Saudi Arabia is putting particular focus on the growth of its airlines in its vision. The country is set to launch a new multi-million-dollar national carrier, Riyadh International Airlines, in the final months of 2023, alongside its existing flag carrier, Saudia. Saudi Arabia’s mega-city NEOM has also confirmed a further dedicated airline and seamless curb-to-gate experience to cater for a surge in international tourism.

Ireland has always placed huge importance on existing and new opportunities across the sector, with Ireland’s Minister of State at the Department of Transport Hildegarde Naughton visiting the UAE and Saudi Arabia last week to see firsthand the Irish world-class goods and services already in use in the region, and to discuss with ministers the huge potential across transportation and tourism for Irish companies.

Ireland has a long history in aviation and aerospace, being a proven pioneer over the last 100 years in the sector. From the first non-stop transatlantic flight to the first country to introduce aircraft leasing, to introducing the world to duty-free shopping at Shannon Airport in 1947, Ireland has a successful record of aviation innovation firsts.

The future for aviation and aerospace in the Gulf is hugely exciting and now is the time for Irish companies to seize the opportunities in the region. Companies in the Middle East place huge faith in Irish innovation, valuing their skills, world-class expertise, knowledge, and agility in goods and services when responding to the demand of local partners.

It may surprise you, but Irish aviation innovation is embedded across Gulf aviation with incomparable industry offerings. Whether focused on expertise in maintenance, repair and overhaul to inflight entertainment solutions on board the plane, to the seat you are sitting on when you take off, you are highly likely to come across Irish innovation on any flight you take in the Middle East.

Last year’s export figures from Enterprise Ireland-supported companies to India, the Middle East and Africa highlighted the success they have been seeing, with year-on-year growth in the region. Exports rose to 18 percent last year across the Middle East, and are now valued at €1.45 billion ($1.49 billion), with aviation one of the leading sectors.

A great example of an Irish company that continues to take leaps ahead in the region is daa International, which prides itself on developing the next generation of Saudi aviation leaders and continuing to secure major contracts. During the trade visit to Saudi Arabia by Naughton, she saw firsthand daa’s success in managing Terminal Five at King Khalid International Airport in Riyadh since 2016. The company also recently won a multi-million-euro contract to manage King Abdulaziz International Airport in Jeddah for the next five years and will be playing a major part in the Saudi National Transportation & Logistics Strategy, which aims to increase passenger traffic to 300 million by 2030.

The much-anticipated multi-year contract between daa International and The Red Sea Development Company was also signed during the minister’s visit. The deal will see the successful Irish company manage all elements of the Red Sea International Airport, helping to deliver a unique airport experience and play an essential part in the new destination’s vision. Hundreds of local people will be hired in ambitious projects, with the first flights due to take off early next year and set to accommodate more than 2 million passengers annually when complete.
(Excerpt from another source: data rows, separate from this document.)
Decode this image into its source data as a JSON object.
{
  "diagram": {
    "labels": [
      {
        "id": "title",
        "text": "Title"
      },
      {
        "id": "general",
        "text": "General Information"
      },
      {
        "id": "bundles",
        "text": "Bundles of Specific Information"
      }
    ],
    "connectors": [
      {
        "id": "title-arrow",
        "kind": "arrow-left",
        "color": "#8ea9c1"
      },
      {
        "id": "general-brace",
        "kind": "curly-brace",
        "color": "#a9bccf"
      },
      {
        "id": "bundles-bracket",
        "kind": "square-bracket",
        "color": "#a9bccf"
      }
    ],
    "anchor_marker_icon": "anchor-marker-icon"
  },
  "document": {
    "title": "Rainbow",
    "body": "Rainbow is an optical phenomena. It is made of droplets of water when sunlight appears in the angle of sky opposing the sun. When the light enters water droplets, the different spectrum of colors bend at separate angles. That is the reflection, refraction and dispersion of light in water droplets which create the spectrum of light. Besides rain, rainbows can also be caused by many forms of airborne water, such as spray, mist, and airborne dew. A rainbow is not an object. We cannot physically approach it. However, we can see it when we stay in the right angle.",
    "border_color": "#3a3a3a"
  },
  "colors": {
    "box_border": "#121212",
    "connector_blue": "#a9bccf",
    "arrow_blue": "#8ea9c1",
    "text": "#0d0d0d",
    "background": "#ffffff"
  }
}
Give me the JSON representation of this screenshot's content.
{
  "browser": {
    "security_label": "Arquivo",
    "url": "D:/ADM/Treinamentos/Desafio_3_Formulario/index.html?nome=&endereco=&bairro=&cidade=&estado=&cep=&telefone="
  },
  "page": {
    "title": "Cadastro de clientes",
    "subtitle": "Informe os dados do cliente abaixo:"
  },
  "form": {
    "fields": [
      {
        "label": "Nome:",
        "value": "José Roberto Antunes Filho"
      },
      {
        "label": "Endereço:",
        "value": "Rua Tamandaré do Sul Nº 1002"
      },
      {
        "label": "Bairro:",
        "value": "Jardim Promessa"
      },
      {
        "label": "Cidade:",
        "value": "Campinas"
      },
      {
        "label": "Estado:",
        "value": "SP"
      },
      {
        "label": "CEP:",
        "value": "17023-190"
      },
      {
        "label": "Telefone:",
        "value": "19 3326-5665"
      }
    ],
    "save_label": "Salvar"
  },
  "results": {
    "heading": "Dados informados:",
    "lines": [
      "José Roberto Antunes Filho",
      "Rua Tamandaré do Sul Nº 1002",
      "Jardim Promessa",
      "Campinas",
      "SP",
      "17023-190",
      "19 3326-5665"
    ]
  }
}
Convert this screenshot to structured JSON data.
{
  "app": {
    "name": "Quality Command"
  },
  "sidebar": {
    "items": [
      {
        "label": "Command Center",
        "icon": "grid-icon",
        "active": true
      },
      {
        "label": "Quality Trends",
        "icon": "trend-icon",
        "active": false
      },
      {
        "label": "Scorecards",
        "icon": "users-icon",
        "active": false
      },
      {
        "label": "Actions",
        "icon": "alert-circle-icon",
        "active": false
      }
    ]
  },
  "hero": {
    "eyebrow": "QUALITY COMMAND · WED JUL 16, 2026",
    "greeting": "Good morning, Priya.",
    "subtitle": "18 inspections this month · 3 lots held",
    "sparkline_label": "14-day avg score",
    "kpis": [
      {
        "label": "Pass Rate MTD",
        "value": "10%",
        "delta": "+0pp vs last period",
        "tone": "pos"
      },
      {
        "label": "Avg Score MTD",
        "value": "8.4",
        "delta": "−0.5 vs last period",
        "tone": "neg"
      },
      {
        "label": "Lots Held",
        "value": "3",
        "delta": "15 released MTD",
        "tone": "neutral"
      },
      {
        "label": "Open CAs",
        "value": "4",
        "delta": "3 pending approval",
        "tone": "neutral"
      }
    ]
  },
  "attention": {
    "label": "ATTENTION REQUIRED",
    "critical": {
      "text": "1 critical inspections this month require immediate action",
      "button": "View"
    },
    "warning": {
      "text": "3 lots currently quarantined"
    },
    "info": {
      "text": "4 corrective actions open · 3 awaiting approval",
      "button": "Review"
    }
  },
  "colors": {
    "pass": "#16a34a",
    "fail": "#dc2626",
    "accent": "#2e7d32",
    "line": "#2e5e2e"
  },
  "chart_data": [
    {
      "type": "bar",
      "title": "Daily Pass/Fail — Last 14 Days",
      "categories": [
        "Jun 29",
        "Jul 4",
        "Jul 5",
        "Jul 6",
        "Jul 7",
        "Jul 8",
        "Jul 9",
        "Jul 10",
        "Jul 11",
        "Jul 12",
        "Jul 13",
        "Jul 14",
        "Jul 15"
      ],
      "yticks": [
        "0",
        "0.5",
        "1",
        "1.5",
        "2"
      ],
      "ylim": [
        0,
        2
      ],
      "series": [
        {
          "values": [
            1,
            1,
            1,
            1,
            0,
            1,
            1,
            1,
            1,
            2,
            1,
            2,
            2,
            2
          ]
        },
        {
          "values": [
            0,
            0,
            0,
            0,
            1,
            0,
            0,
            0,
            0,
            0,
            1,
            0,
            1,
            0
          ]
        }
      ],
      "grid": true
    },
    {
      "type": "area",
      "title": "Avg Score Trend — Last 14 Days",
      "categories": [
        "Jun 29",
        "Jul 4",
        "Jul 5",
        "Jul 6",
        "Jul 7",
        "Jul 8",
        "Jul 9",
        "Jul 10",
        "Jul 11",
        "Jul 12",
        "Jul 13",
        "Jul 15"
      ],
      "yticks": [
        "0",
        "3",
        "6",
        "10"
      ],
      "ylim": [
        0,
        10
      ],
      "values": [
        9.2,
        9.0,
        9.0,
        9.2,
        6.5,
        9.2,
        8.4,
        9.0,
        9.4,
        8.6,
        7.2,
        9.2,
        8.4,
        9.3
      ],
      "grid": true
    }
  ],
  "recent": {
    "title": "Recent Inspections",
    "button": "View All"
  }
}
In the face of challenges presented to the industry, Irish companies respond with ingenuity and recognise the growth coming across aviation in the region over the next decade.

The future for aviation and aerospace in the Gulf is hugely exciting and now is the time for Irish companies to seize the opportunities in the region. Companies in the Middle East place huge faith in Irish innovation, valuing their skills, world-class expertise, knowledge, and agility in goods and services when responding to the demand of local partners.

The next decade is an opportunity to combine Saudi ambition with Irish innovation in aviation as the sector surges ahead. A partnership that is set to continue to soar and achieve more.

Alan O’Mahony, Senior Market Advisor at Enterprise Ireland MENA